Exercise objective →
Don't include any picture when you restate the data word for word.

*** Input data Section Begins ***

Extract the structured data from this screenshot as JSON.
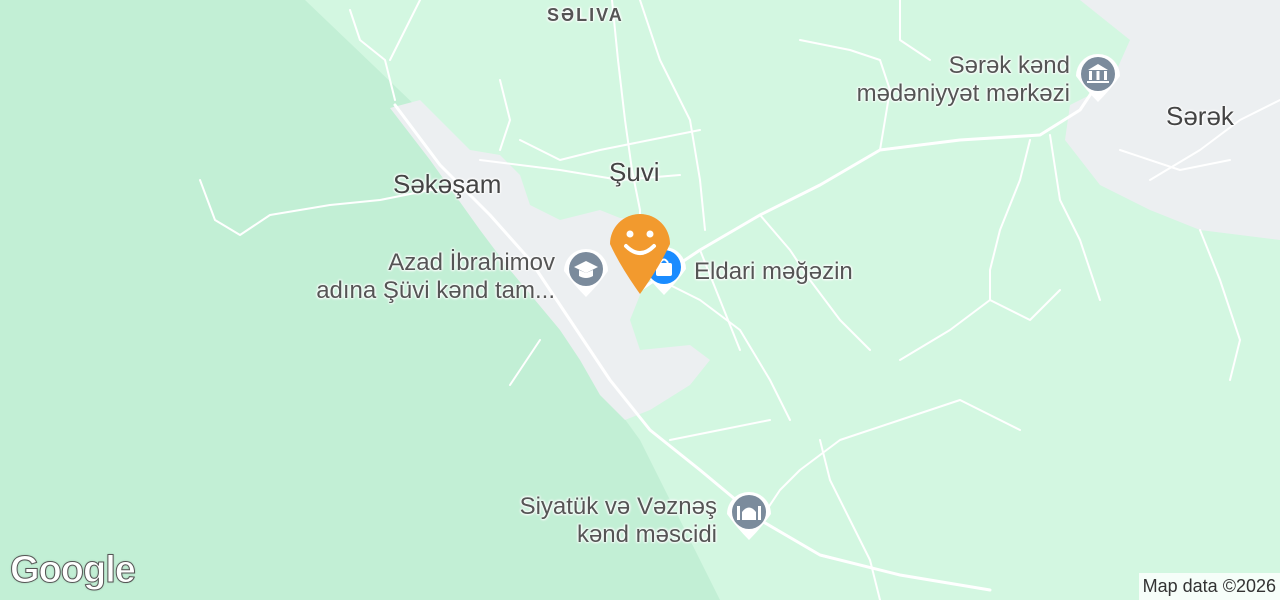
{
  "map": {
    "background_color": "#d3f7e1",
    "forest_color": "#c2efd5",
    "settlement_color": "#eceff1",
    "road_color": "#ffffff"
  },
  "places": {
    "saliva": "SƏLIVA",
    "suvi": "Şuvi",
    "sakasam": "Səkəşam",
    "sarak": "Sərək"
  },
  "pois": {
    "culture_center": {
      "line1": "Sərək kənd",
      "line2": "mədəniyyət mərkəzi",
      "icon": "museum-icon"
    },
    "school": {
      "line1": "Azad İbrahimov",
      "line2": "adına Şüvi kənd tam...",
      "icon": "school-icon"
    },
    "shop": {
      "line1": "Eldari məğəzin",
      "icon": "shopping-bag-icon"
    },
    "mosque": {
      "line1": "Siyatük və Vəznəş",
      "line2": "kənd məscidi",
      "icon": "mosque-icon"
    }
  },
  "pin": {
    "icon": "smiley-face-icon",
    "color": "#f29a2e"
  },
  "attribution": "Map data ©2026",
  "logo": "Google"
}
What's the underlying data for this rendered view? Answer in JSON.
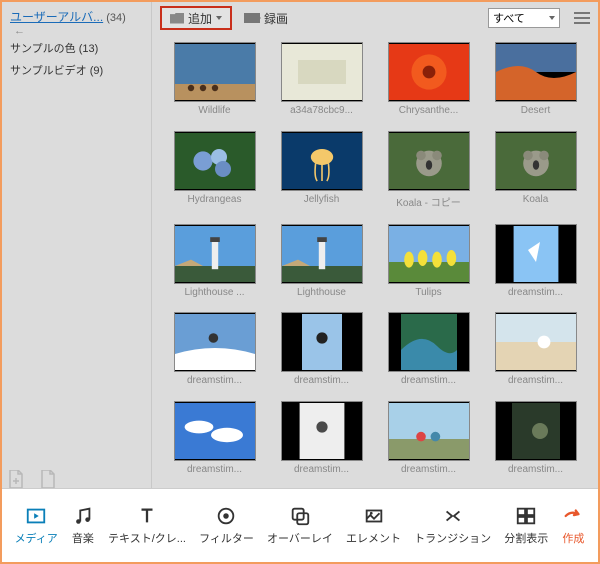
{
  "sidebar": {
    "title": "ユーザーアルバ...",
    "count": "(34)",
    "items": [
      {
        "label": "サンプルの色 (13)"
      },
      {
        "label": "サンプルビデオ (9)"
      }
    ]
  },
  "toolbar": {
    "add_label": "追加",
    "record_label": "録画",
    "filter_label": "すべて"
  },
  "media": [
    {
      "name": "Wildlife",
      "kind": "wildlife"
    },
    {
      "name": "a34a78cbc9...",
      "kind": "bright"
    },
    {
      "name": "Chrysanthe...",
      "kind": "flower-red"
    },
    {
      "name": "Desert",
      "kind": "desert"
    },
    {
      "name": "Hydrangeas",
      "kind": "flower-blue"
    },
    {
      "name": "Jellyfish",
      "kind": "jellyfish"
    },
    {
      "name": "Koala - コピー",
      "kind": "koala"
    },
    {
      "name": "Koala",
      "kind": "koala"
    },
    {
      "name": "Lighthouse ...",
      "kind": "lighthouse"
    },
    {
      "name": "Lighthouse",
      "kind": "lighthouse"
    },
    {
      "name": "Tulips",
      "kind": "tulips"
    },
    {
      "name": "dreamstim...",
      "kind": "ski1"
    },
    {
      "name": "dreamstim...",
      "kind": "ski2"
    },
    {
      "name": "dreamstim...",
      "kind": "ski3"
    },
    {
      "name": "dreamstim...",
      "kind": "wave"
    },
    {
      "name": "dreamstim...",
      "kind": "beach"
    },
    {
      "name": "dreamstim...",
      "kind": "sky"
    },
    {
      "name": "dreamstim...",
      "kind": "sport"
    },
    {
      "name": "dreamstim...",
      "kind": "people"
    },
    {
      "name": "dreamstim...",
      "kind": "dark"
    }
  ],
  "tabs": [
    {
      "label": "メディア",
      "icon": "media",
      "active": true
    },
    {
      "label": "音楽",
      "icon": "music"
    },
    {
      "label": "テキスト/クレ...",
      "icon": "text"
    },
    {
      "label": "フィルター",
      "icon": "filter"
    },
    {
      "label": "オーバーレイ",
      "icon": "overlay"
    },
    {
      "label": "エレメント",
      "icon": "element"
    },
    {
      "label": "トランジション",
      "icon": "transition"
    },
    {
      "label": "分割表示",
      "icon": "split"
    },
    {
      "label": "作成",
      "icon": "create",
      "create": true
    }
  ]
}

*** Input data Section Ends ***

Written solution →
Extract the structured data from this screenshot as JSON.
{
  "map": {
    "background_color": "#d3f7e1",
    "forest_color": "#c2efd5",
    "settlement_color": "#eceff1",
    "road_color": "#ffffff"
  },
  "places": {
    "saliva": "SƏLIVA",
    "suvi": "Şuvi",
    "sakasam": "Səkəşam",
    "sarak": "Sərək"
  },
  "pois": {
    "culture_center": {
      "line1": "Sərək kənd",
      "line2": "mədəniyyət mərkəzi",
      "icon": "museum-icon"
    },
    "school": {
      "line1": "Azad İbrahimov",
      "line2": "adına Şüvi kənd tam...",
      "icon": "school-icon"
    },
    "shop": {
      "line1": "Eldari məğəzin",
      "icon": "shopping-bag-icon"
    },
    "mosque": {
      "line1": "Siyatük və Vəznəş",
      "line2": "kənd məscidi",
      "icon": "mosque-icon"
    }
  },
  "pin": {
    "icon": "smiley-face-icon",
    "color": "#f29a2e"
  },
  "attribution": "Map data ©2026",
  "logo": "Google"
}
What's the underlying data for this rendered view? Answer in JSON.
{
  "sidebar": {
    "title": "ユーザーアルバ...",
    "count": "(34)",
    "items": [
      {
        "label": "サンプルの色 (13)"
      },
      {
        "label": "サンプルビデオ (9)"
      }
    ]
  },
  "toolbar": {
    "add_label": "追加",
    "record_label": "録画",
    "filter_label": "すべて"
  },
  "media": [
    {
      "name": "Wildlife",
      "kind": "wildlife"
    },
    {
      "name": "a34a78cbc9...",
      "kind": "bright"
    },
    {
      "name": "Chrysanthe...",
      "kind": "flower-red"
    },
    {
      "name": "Desert",
      "kind": "desert"
    },
    {
      "name": "Hydrangeas",
      "kind": "flower-blue"
    },
    {
      "name": "Jellyfish",
      "kind": "jellyfish"
    },
    {
      "name": "Koala - コピー",
      "kind": "koala"
    },
    {
      "name": "Koala",
      "kind": "koala"
    },
    {
      "name": "Lighthouse ...",
      "kind": "lighthouse"
    },
    {
      "name": "Lighthouse",
      "kind": "lighthouse"
    },
    {
      "name": "Tulips",
      "kind": "tulips"
    },
    {
      "name": "dreamstim...",
      "kind": "ski1"
    },
    {
      "name": "dreamstim...",
      "kind": "ski2"
    },
    {
      "name": "dreamstim...",
      "kind": "ski3"
    },
    {
      "name": "dreamstim...",
      "kind": "wave"
    },
    {
      "name": "dreamstim...",
      "kind": "beach"
    },
    {
      "name": "dreamstim...",
      "kind": "sky"
    },
    {
      "name": "dreamstim...",
      "kind": "sport"
    },
    {
      "name": "dreamstim...",
      "kind": "people"
    },
    {
      "name": "dreamstim...",
      "kind": "dark"
    }
  ],
  "tabs": [
    {
      "label": "メディア",
      "icon": "media",
      "active": true
    },
    {
      "label": "音楽",
      "icon": "music"
    },
    {
      "label": "テキスト/クレ...",
      "icon": "text"
    },
    {
      "label": "フィルター",
      "icon": "filter"
    },
    {
      "label": "オーバーレイ",
      "icon": "overlay"
    },
    {
      "label": "エレメント",
      "icon": "element"
    },
    {
      "label": "トランジション",
      "icon": "transition"
    },
    {
      "label": "分割表示",
      "icon": "split"
    },
    {
      "label": "作成",
      "icon": "create",
      "create": true
    }
  ]
}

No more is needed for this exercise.